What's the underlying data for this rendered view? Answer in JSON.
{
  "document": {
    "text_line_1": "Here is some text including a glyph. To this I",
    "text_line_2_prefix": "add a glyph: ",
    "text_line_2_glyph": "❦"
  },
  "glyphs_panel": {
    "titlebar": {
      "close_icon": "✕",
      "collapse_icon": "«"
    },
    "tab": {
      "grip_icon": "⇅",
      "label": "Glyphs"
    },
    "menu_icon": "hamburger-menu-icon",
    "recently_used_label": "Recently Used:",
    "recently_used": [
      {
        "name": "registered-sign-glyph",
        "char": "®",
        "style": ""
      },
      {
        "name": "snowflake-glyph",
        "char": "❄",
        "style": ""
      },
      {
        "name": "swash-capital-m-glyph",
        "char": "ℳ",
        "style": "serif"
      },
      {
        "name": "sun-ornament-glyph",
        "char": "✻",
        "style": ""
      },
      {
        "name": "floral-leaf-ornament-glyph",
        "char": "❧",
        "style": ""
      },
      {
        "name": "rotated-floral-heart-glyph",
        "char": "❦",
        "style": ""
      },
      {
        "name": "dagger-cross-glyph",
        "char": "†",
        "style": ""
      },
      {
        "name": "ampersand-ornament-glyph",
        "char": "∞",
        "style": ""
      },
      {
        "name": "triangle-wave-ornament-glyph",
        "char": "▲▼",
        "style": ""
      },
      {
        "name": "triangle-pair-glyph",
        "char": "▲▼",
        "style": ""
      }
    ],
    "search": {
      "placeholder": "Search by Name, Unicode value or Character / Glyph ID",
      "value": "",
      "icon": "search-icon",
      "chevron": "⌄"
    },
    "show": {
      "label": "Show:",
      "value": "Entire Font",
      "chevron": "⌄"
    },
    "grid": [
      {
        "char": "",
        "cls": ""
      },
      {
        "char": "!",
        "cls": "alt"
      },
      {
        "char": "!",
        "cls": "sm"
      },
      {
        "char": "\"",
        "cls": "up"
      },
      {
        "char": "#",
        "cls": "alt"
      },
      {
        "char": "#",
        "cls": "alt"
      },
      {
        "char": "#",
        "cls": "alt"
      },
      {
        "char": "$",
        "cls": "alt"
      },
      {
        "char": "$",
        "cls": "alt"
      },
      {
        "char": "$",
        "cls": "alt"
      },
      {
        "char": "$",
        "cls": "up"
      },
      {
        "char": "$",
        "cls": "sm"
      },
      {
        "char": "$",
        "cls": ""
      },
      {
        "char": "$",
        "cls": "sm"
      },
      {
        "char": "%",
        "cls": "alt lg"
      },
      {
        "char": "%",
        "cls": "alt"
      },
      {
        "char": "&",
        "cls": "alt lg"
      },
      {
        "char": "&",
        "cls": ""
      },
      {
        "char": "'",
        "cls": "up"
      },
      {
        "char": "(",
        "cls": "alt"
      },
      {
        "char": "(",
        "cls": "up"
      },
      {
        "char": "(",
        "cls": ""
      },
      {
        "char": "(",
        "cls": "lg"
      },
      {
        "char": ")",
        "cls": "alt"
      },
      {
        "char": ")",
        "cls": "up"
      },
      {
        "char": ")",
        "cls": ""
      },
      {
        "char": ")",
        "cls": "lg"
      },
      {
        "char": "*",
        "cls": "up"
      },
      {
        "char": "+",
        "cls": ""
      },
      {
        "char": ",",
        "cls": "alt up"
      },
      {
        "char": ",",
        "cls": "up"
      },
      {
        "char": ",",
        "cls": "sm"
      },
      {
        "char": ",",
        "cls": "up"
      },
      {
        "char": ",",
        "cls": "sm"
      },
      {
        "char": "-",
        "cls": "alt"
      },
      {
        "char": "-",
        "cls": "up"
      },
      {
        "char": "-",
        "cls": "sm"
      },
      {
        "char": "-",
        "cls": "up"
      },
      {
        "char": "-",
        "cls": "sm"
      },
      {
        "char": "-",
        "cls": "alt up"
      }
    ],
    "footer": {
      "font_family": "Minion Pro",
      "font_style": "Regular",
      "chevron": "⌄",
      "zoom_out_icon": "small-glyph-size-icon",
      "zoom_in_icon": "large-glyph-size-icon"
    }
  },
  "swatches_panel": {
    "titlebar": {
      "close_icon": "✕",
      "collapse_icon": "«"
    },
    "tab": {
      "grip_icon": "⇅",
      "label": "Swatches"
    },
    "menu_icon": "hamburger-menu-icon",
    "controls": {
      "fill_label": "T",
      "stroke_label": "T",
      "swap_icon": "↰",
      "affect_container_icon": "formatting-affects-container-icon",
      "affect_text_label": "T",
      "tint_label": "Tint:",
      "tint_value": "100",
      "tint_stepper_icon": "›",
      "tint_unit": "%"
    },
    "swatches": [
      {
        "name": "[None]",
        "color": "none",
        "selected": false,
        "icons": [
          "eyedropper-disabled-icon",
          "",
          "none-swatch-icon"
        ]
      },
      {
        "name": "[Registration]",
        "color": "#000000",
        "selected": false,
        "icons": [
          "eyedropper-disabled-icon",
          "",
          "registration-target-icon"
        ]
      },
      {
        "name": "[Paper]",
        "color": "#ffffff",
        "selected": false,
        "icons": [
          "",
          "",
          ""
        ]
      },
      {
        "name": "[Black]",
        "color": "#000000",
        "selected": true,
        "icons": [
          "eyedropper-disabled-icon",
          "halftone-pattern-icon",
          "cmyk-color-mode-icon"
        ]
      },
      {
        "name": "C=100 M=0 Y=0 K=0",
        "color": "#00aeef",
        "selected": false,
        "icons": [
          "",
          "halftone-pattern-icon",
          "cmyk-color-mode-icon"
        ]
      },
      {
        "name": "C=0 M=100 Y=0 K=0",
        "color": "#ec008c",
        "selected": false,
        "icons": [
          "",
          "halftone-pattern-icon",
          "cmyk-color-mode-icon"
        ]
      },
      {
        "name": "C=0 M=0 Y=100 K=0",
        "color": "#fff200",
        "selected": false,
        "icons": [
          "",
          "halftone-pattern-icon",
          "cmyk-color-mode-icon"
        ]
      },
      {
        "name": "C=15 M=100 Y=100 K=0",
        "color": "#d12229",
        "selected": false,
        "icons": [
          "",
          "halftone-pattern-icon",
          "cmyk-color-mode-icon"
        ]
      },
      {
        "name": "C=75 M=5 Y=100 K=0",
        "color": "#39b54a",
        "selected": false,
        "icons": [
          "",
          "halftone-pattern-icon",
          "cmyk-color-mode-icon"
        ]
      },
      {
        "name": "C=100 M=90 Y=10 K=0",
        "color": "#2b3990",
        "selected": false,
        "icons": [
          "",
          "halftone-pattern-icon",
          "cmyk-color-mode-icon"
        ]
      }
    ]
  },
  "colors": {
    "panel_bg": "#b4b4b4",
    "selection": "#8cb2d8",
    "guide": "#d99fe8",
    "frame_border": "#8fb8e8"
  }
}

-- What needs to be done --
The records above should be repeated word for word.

-- Response area --
What's the underlying data for this rendered view? Answer in JSON.
{
  "document": {
    "text_line_1": "Here is some text including a glyph. To this I",
    "text_line_2_prefix": "add a glyph: ",
    "text_line_2_glyph": "❦"
  },
  "glyphs_panel": {
    "titlebar": {
      "close_icon": "✕",
      "collapse_icon": "«"
    },
    "tab": {
      "grip_icon": "⇅",
      "label": "Glyphs"
    },
    "menu_icon": "hamburger-menu-icon",
    "recently_used_label": "Recently Used:",
    "recently_used": [
      {
        "name": "registered-sign-glyph",
        "char": "®",
        "style": ""
      },
      {
        "name": "snowflake-glyph",
        "char": "❄",
        "style": ""
      },
      {
        "name": "swash-capital-m-glyph",
        "char": "ℳ",
        "style": "serif"
      },
      {
        "name": "sun-ornament-glyph",
        "char": "✻",
        "style": ""
      },
      {
        "name": "floral-leaf-ornament-glyph",
        "char": "❧",
        "style": ""
      },
      {
        "name": "rotated-floral-heart-glyph",
        "char": "❦",
        "style": ""
      },
      {
        "name": "dagger-cross-glyph",
        "char": "†",
        "style": ""
      },
      {
        "name": "ampersand-ornament-glyph",
        "char": "∞",
        "style": ""
      },
      {
        "name": "triangle-wave-ornament-glyph",
        "char": "▲▼",
        "style": ""
      },
      {
        "name": "triangle-pair-glyph",
        "char": "▲▼",
        "style": ""
      }
    ],
    "search": {
      "placeholder": "Search by Name, Unicode value or Character / Glyph ID",
      "value": "",
      "icon": "search-icon",
      "chevron": "⌄"
    },
    "show": {
      "label": "Show:",
      "value": "Entire Font",
      "chevron": "⌄"
    },
    "grid": [
      {
        "char": "",
        "cls": ""
      },
      {
        "char": "!",
        "cls": "alt"
      },
      {
        "char": "!",
        "cls": "sm"
      },
      {
        "char": "\"",
        "cls": "up"
      },
      {
        "char": "#",
        "cls": "alt"
      },
      {
        "char": "#",
        "cls": "alt"
      },
      {
        "char": "#",
        "cls": "alt"
      },
      {
        "char": "$",
        "cls": "alt"
      },
      {
        "char": "$",
        "cls": "alt"
      },
      {
        "char": "$",
        "cls": "alt"
      },
      {
        "char": "$",
        "cls": "up"
      },
      {
        "char": "$",
        "cls": "sm"
      },
      {
        "char": "$",
        "cls": ""
      },
      {
        "char": "$",
        "cls": "sm"
      },
      {
        "char": "%",
        "cls": "alt lg"
      },
      {
        "char": "%",
        "cls": "alt"
      },
      {
        "char": "&",
        "cls": "alt lg"
      },
      {
        "char": "&",
        "cls": ""
      },
      {
        "char": "'",
        "cls": "up"
      },
      {
        "char": "(",
        "cls": "alt"
      },
      {
        "char": "(",
        "cls": "up"
      },
      {
        "char": "(",
        "cls": ""
      },
      {
        "char": "(",
        "cls": "lg"
      },
      {
        "char": ")",
        "cls": "alt"
      },
      {
        "char": ")",
        "cls": "up"
      },
      {
        "char": ")",
        "cls": ""
      },
      {
        "char": ")",
        "cls": "lg"
      },
      {
        "char": "*",
        "cls": "up"
      },
      {
        "char": "+",
        "cls": ""
      },
      {
        "char": ",",
        "cls": "alt up"
      },
      {
        "char": ",",
        "cls": "up"
      },
      {
        "char": ",",
        "cls": "sm"
      },
      {
        "char": ",",
        "cls": "up"
      },
      {
        "char": ",",
        "cls": "sm"
      },
      {
        "char": "-",
        "cls": "alt"
      },
      {
        "char": "-",
        "cls": "up"
      },
      {
        "char": "-",
        "cls": "sm"
      },
      {
        "char": "-",
        "cls": "up"
      },
      {
        "char": "-",
        "cls": "sm"
      },
      {
        "char": "-",
        "cls": "alt up"
      }
    ],
    "footer": {
      "font_family": "Minion Pro",
      "font_style": "Regular",
      "chevron": "⌄",
      "zoom_out_icon": "small-glyph-size-icon",
      "zoom_in_icon": "large-glyph-size-icon"
    }
  },
  "swatches_panel": {
    "titlebar": {
      "close_icon": "✕",
      "collapse_icon": "«"
    },
    "tab": {
      "grip_icon": "⇅",
      "label": "Swatches"
    },
    "menu_icon": "hamburger-menu-icon",
    "controls": {
      "fill_label": "T",
      "stroke_label": "T",
      "swap_icon": "↰",
      "affect_container_icon": "formatting-affects-container-icon",
      "affect_text_label": "T",
      "tint_label": "Tint:",
      "tint_value": "100",
      "tint_stepper_icon": "›",
      "tint_unit": "%"
    },
    "swatches": [
      {
        "name": "[None]",
        "color": "none",
        "selected": false,
        "icons": [
          "eyedropper-disabled-icon",
          "",
          "none-swatch-icon"
        ]
      },
      {
        "name": "[Registration]",
        "color": "#000000",
        "selected": false,
        "icons": [
          "eyedropper-disabled-icon",
          "",
          "registration-target-icon"
        ]
      },
      {
        "name": "[Paper]",
        "color": "#ffffff",
        "selected": false,
        "icons": [
          "",
          "",
          ""
        ]
      },
      {
        "name": "[Black]",
        "color": "#000000",
        "selected": true,
        "icons": [
          "eyedropper-disabled-icon",
          "halftone-pattern-icon",
          "cmyk-color-mode-icon"
        ]
      },
      {
        "name": "C=100 M=0 Y=0 K=0",
        "color": "#00aeef",
        "selected": false,
        "icons": [
          "",
          "halftone-pattern-icon",
          "cmyk-color-mode-icon"
        ]
      },
      {
        "name": "C=0 M=100 Y=0 K=0",
        "color": "#ec008c",
        "selected": false,
        "icons": [
          "",
          "halftone-pattern-icon",
          "cmyk-color-mode-icon"
        ]
      },
      {
        "name": "C=0 M=0 Y=100 K=0",
        "color": "#fff200",
        "selected": false,
        "icons": [
          "",
          "halftone-pattern-icon",
          "cmyk-color-mode-icon"
        ]
      },
      {
        "name": "C=15 M=100 Y=100 K=0",
        "color": "#d12229",
        "selected": false,
        "icons": [
          "",
          "halftone-pattern-icon",
          "cmyk-color-mode-icon"
        ]
      },
      {
        "name": "C=75 M=5 Y=100 K=0",
        "color": "#39b54a",
        "selected": false,
        "icons": [
          "",
          "halftone-pattern-icon",
          "cmyk-color-mode-icon"
        ]
      },
      {
        "name": "C=100 M=90 Y=10 K=0",
        "color": "#2b3990",
        "selected": false,
        "icons": [
          "",
          "halftone-pattern-icon",
          "cmyk-color-mode-icon"
        ]
      }
    ]
  },
  "colors": {
    "panel_bg": "#b4b4b4",
    "selection": "#8cb2d8",
    "guide": "#d99fe8",
    "frame_border": "#8fb8e8"
  }
}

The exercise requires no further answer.